WHAT TO DO: Which of the lines in the listing that follows hold "erwin"? Pull each one out.

GIVEN DATA:
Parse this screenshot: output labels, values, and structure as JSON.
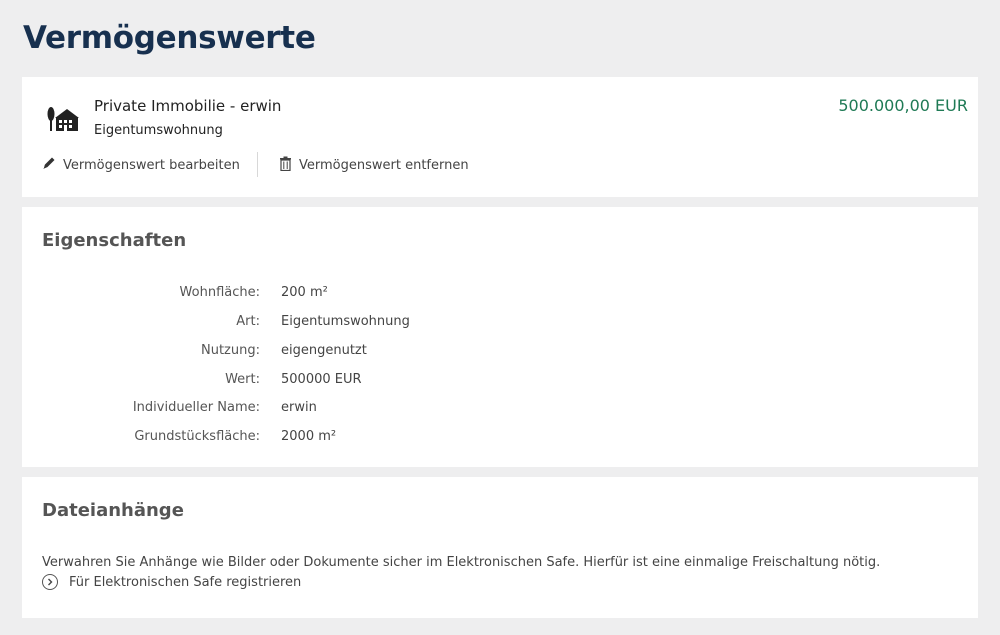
{
  "page": {
    "title": "Vermögenswerte"
  },
  "asset": {
    "name": "Private Immobilie - erwin",
    "type": "Eigentumswohnung",
    "value": "500.000,00 EUR",
    "icon": "house-with-tree-icon",
    "actions": {
      "edit_label": "Vermögenswert bearbeiten",
      "remove_label": "Vermögenswert entfernen"
    }
  },
  "properties": {
    "heading": "Eigenschaften",
    "rows": [
      {
        "label": "Wohnfläche:",
        "value": "200 m²"
      },
      {
        "label": "Art:",
        "value": "Eigentumswohnung"
      },
      {
        "label": "Nutzung:",
        "value": "eigengenutzt"
      },
      {
        "label": "Wert:",
        "value": "500000 EUR"
      },
      {
        "label": "Individueller Name:",
        "value": "erwin"
      },
      {
        "label": "Grundstücksfläche:",
        "value": "2000 m²"
      }
    ]
  },
  "attachments": {
    "heading": "Dateianhänge",
    "text": "Verwahren Sie Anhänge wie Bilder oder Dokumente sicher im Elektronischen Safe. Hierfür ist eine einmalige Freischaltung nötig.",
    "register_label": "Für Elektronischen Safe registrieren"
  },
  "colors": {
    "title": "#17304f",
    "value": "#1f7a55",
    "background": "#eeeeef"
  }
}
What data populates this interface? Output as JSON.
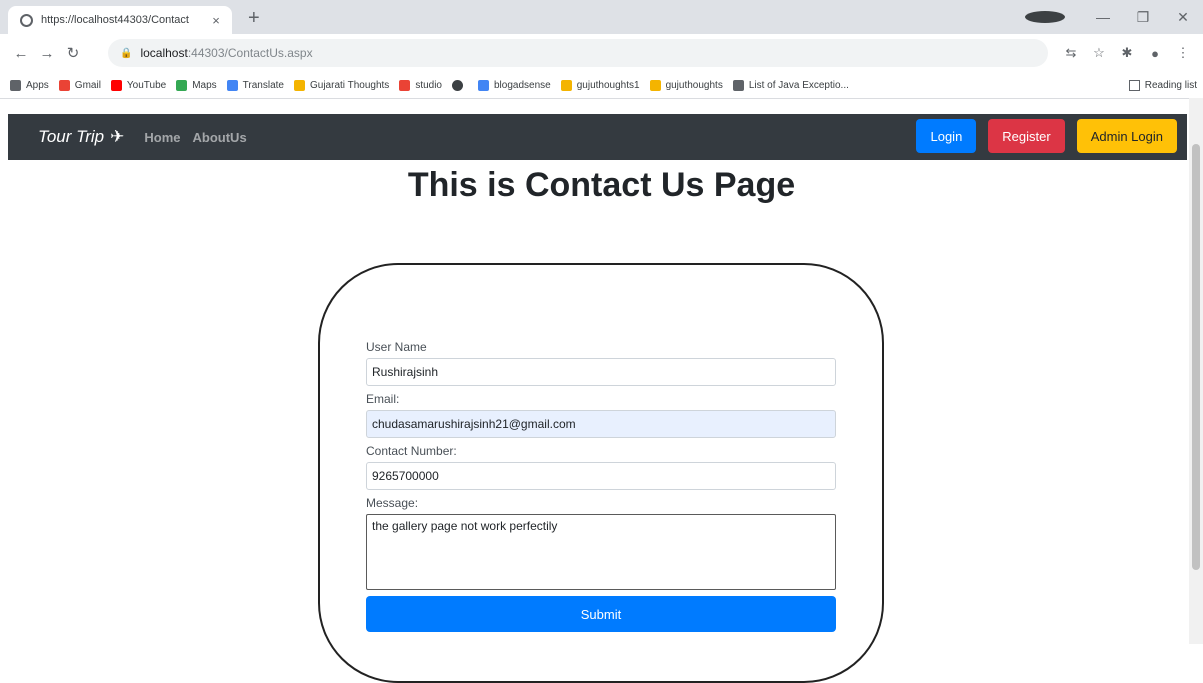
{
  "browser": {
    "tab_title": "https://localhost44303/Contact",
    "tab_close": "×",
    "new_tab": "+",
    "url_host": "localhost",
    "url_path": ":44303/ContactUs.aspx",
    "bookmarks": [
      {
        "label": "Apps",
        "color": "#5f6368"
      },
      {
        "label": "Gmail",
        "color": "#ea4335"
      },
      {
        "label": "YouTube",
        "color": "#ff0000"
      },
      {
        "label": "Maps",
        "color": "#34a853"
      },
      {
        "label": "Translate",
        "color": "#4285f4"
      },
      {
        "label": "Gujarati Thoughts",
        "color": "#f4b400"
      },
      {
        "label": "studio",
        "color": "#ea4335"
      },
      {
        "label": "",
        "color": "#3c4043"
      },
      {
        "label": "blogadsense",
        "color": "#4285f4"
      },
      {
        "label": "gujuthoughts1",
        "color": "#f4b400"
      },
      {
        "label": "gujuthoughts",
        "color": "#f4b400"
      },
      {
        "label": "List of Java Exceptio...",
        "color": "#5f6368"
      }
    ],
    "reading_list": "Reading list"
  },
  "navbar": {
    "brand": "Tour Trip",
    "links": [
      "Home",
      "AboutUs"
    ],
    "login": "Login",
    "register": "Register",
    "admin_login": "Admin Login"
  },
  "page": {
    "title": "This is Contact Us Page"
  },
  "form": {
    "username_label": "User Name",
    "username_value": "Rushirajsinh",
    "email_label": "Email:",
    "email_value": "chudasamarushirajsinh21@gmail.com",
    "contact_label": "Contact Number:",
    "contact_value": "9265700000",
    "message_label": "Message:",
    "message_value": "the gallery page not work perfectily",
    "submit": "Submit"
  }
}
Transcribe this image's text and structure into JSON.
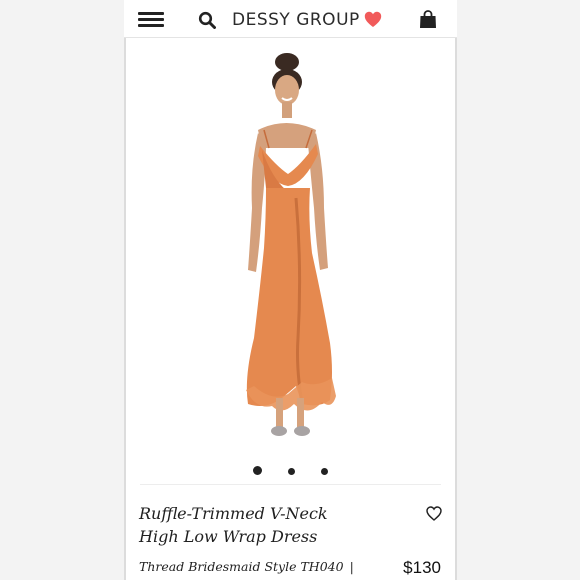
{
  "header": {
    "brand": "DESSY GROUP",
    "icons": [
      "menu-icon",
      "search-icon",
      "heart-icon",
      "shopping-bag-icon"
    ],
    "heart_color": "#f15a5a"
  },
  "product": {
    "title_line1": "Ruffle-Trimmed V-Neck",
    "title_line2": "High Low Wrap Dress",
    "style_label": "Thread Bridesmaid Style TH040",
    "separator": "|",
    "price": "$130",
    "dress_color": "#e5894f"
  },
  "carousel": {
    "slides": 3,
    "active_index": 0
  }
}
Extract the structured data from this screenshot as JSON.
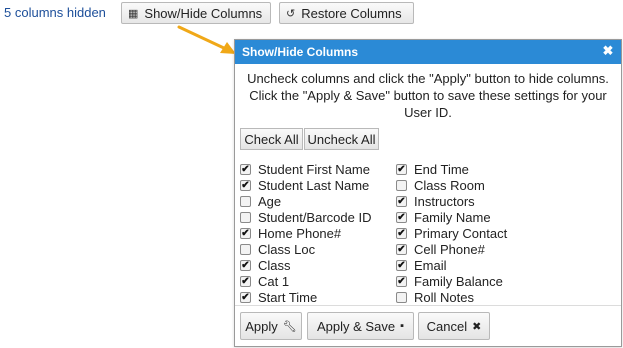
{
  "toolbar": {
    "hidden_count": "5 columns hidden",
    "show_hide_label": "Show/Hide Columns",
    "show_hide_icon": "table-icon",
    "restore_label": "Restore Columns",
    "restore_icon": "undo-icon"
  },
  "dialog": {
    "title": "Show/Hide Columns",
    "close_icon": "close-icon",
    "description": "Uncheck columns and click the \"Apply\" button to hide columns. Click the \"Apply & Save\" button to save these settings for your User ID.",
    "check_all_label": "Check All",
    "uncheck_all_label": "Uncheck All",
    "left_columns": [
      {
        "label": "Student First Name",
        "checked": true
      },
      {
        "label": "Student Last Name",
        "checked": true
      },
      {
        "label": "Age",
        "checked": false
      },
      {
        "label": "Student/Barcode ID",
        "checked": false
      },
      {
        "label": "Home Phone#",
        "checked": true
      },
      {
        "label": "Class Loc",
        "checked": false
      },
      {
        "label": "Class",
        "checked": true
      },
      {
        "label": "Cat 1",
        "checked": true
      },
      {
        "label": "Start Time",
        "checked": true
      }
    ],
    "right_columns": [
      {
        "label": "End Time",
        "checked": true
      },
      {
        "label": "Class Room",
        "checked": false
      },
      {
        "label": "Instructors",
        "checked": true
      },
      {
        "label": "Family Name",
        "checked": true
      },
      {
        "label": "Primary Contact",
        "checked": true
      },
      {
        "label": "Cell Phone#",
        "checked": true
      },
      {
        "label": "Email",
        "checked": true
      },
      {
        "label": "Family Balance",
        "checked": true
      },
      {
        "label": "Roll Notes",
        "checked": false
      }
    ],
    "apply_label": "Apply",
    "apply_icon": "wrench-icon",
    "apply_save_label": "Apply & Save",
    "apply_save_icon": "save-icon",
    "cancel_label": "Cancel",
    "cancel_icon": "close-icon"
  },
  "colors": {
    "title_bar": "#2b8ad6",
    "hidden_count_text": "#1d4f9a",
    "annotation_arrow": "#f0a818"
  }
}
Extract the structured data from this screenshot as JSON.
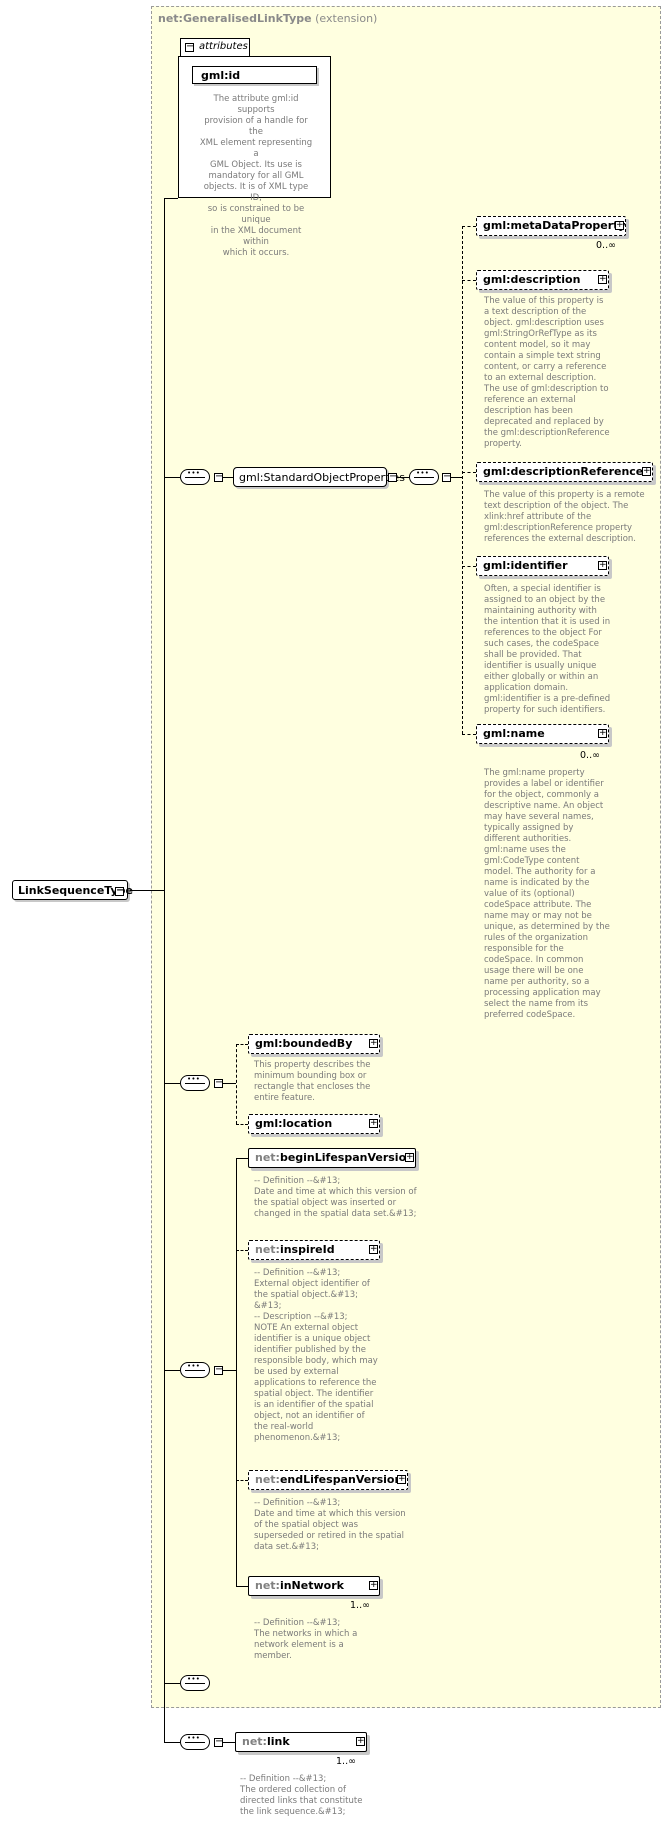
{
  "root": {
    "label": "LinkSequenceType"
  },
  "extension": {
    "prefix": "net:GeneralisedLinkType",
    "suffix": "(extension)"
  },
  "attributes": {
    "tab_label": "attributes",
    "gml_id": {
      "label": "gml:id",
      "desc": "The attribute gml:id supports\nprovision of a handle for the\nXML element representing a\nGML Object. Its use is\nmandatory for all GML\nobjects. It is of XML type ID,\nso is constrained to be unique\nin the XML document within\nwhich it occurs."
    }
  },
  "group": {
    "label": "gml:StandardObjectProperties"
  },
  "elements": {
    "metaDataProperty": {
      "label": "gml:metaDataProperty",
      "card": "0..∞"
    },
    "description": {
      "label": "gml:description",
      "desc": "The value of this property is\na text description of the\nobject. gml:description uses\ngml:StringOrRefType as its\ncontent model, so it may\ncontain a simple text string\ncontent, or carry a reference\nto an external description.\nThe use of gml:description to\nreference an external\ndescription has been\ndeprecated and replaced by\nthe gml:descriptionReference\nproperty."
    },
    "descriptionReference": {
      "label": "gml:descriptionReference",
      "desc": "The value of this property is a remote\ntext description of the object. The\nxlink:href attribute of the\ngml:descriptionReference property\nreferences the external description."
    },
    "identifier": {
      "label": "gml:identifier",
      "desc": "Often, a special identifier is\nassigned to an object by the\nmaintaining authority with\nthe intention that it is used in\nreferences to the object For\nsuch cases, the codeSpace\nshall be provided. That\nidentifier is usually unique\neither globally or within an\napplication domain.\ngml:identifier is a pre-defined\nproperty for such identifiers."
    },
    "name": {
      "label": "gml:name",
      "card": "0..∞",
      "desc": "The gml:name property\nprovides a label or identifier\nfor the object, commonly a\ndescriptive name. An object\nmay have several names,\ntypically assigned by\ndifferent authorities.\ngml:name uses the\ngml:CodeType content\nmodel.  The authority for a\nname is indicated by the\nvalue of its (optional)\ncodeSpace attribute.  The\nname may or may not be\nunique, as determined by the\nrules of the organization\nresponsible for the\ncodeSpace.  In common\nusage there will be one\nname per authority, so a\nprocessing application may\nselect the name from its\npreferred codeSpace."
    },
    "boundedBy": {
      "label": "gml:boundedBy",
      "desc": "This property describes the\nminimum bounding box or\nrectangle that encloses the\nentire feature."
    },
    "location": {
      "label": "gml:location"
    },
    "beginLifespanVersion": {
      "prefix": "net:",
      "name": "beginLifespanVersion",
      "desc": "-- Definition --&#13;\nDate and time at which this version of\nthe spatial object was inserted or\nchanged in the spatial data set.&#13;"
    },
    "inspireId": {
      "prefix": "net:",
      "name": "inspireId",
      "desc": "-- Definition --&#13;\nExternal object identifier of\nthe spatial object.&#13;\n&#13;\n-- Description --&#13;\nNOTE An external object\nidentifier is a unique object\nidentifier published by the\nresponsible body, which may\nbe used by external\napplications to reference the\nspatial object. The identifier\nis an identifier of the spatial\nobject, not an identifier of\nthe real-world\nphenomenon.&#13;"
    },
    "endLifespanVersion": {
      "prefix": "net:",
      "name": "endLifespanVersion",
      "desc": "-- Definition --&#13;\nDate and time at which this version\nof the spatial object was\nsuperseded or retired in the spatial\ndata set.&#13;"
    },
    "inNetwork": {
      "prefix": "net:",
      "name": "inNetwork",
      "card": "1..∞",
      "desc": "-- Definition --&#13;\nThe networks in which a\nnetwork element is a\nmember."
    },
    "link": {
      "prefix": "net:",
      "name": "link",
      "card": "1..∞",
      "desc": "-- Definition --&#13;\nThe ordered collection of\ndirected links that constitute\nthe link sequence.&#13;"
    }
  }
}
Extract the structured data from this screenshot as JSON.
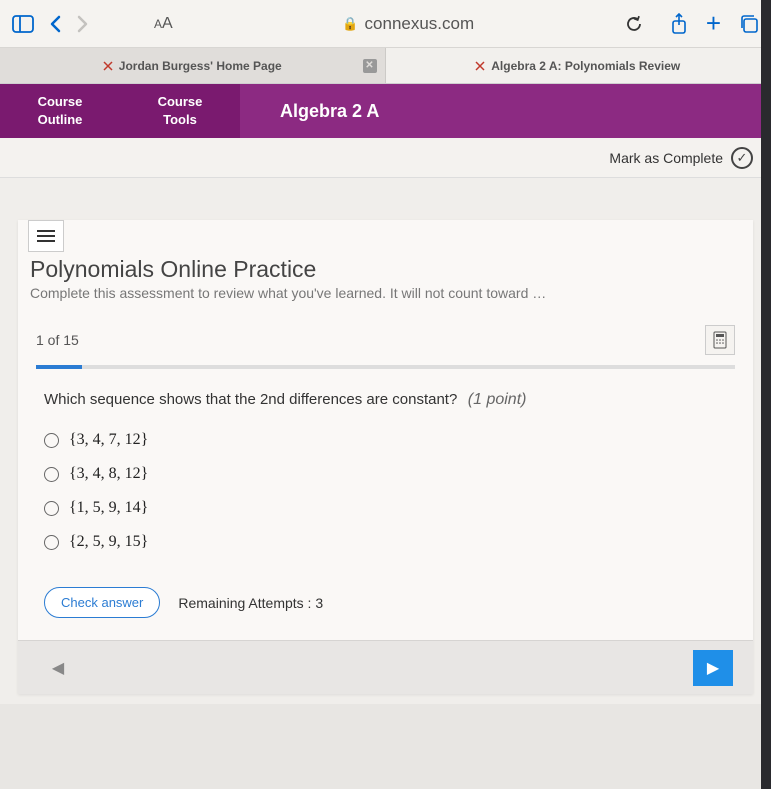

RESPONSE:
    "name": "Private Immobilie - erwin",
        "value": "erwin"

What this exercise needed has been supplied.